Friday, August 31, 2012
It's time for Willard's Lies of the week.
Once again, I will point out the site on the blog roll: Romney The Liar: because there are Liars, Damn Liars, and then there's Mitt Romney.
Steve Benen, now at The Maddow Blog:. Here's this week's entry of Chronicling Mitt's mendacity:
Chronicling Mitt's Mendacity, Vol. XXXII
By Steve Benen
Fri Aug 31, 2012 2:40 PM EDT.
Jon Chait noted the other day that Mitt Romney "has built his entire campaign on, well, lies." Jon made the observation in passing, but it struck me as significant, especially as the Republican National Convention unfolded -- Romney isn't the first national politician to try to deceive the public, but he's arguably the first to build his entire campaign around the deceptions.
Kevin Drum was thinking along the same lines responding to Romney's lie on welfare policy, which the candidate has vowed to continue repeating, even after it's been proven false.
In the past, you felt that maybe campaigns were at least a little bit embarrassed about this kind of thing. They'd blame it on someone else. They'd try to produce some lame defense. They'd haul out some fake white paper to give themselves cover. They'd do something. The Romney campaign just doesn't seem to care. If it works, they use it. It's like the campaign is being run by cyborgs.
Thomas Mann, a longtime political scholar at the center-left Brookings Institution and a respected Beltway voice, added, "The Romney campaign has, as is strikingly evident at the Tampa convention, broken new ground in its brazen and cynical disregard for the truth."
Love Romney or hate him, it's an experiment of sorts -- we're seeing the first real-world test of a post-truth campaign. Team Romney lies, without shame, because it's certain the line between fact and fiction has been blurred out of existence, and if lies will give Romney vast power, the ends justify the means.
But for those who still like to think reality has some meaning, I hope they'll take some time to consider the 32nd installment of my weekly series, chronicling Mitt's mendacity. (For the record, this week, I'm only including falsehoods from Romney himself.

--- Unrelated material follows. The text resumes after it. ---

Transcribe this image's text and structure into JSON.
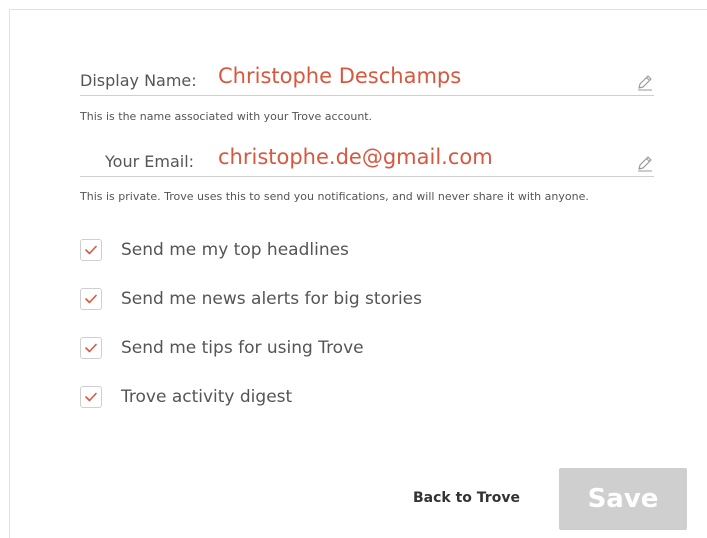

Including every lie told at the convention would have caused a mendacity overdose.)
1. In Romney's acceptance speech last night, he said, "Four years ago, I know that many Americans felt a fresh excitement about the possibilities of a new president. That president was not the choice of our party but Americans always come together after elections."
Actually, congressional Republicans decided early on that they would refuse to come together and work with President Obama, no matter what he offered in terms of policies. This began before Inauguration Day, when GOP leaders decided they simply would not cooperate or compromise with Democrats.
2. Romney added that Obama "took office without the basic qualification that most Americans have and one that was essential to his task. He had almost no experience working in a business."
First, the president has experience working in business. Second, lots of successful presidents didn't come from the private sector (and lots of lousy presidents were businessmen). And third, it's obvious that Romney doesn't believe his own rhetoric, because if he did, he wouldn't have picked Paul Ryan as his running mate -- Ryan has far less private-sector experience than Obama.
3. Romney went on to say, "[T]he centerpiece of the President's entire re-election campaign is attacking success."
For one thing, Romney has never been able to point to a single instance in which Obama has attacked success. For another, we're having a hell of a lot more success now than we were four years ago.
4. Romney added, "[T]his president cannot tell us that you are better off today than when he took office."
Of course he can. I'm not sure who Romney is referring to you with "you," but for Americans, economic growth, job creation, the stock market, the auto industry, the deficit, and the manufacturing sector are all better off now than in January 2009.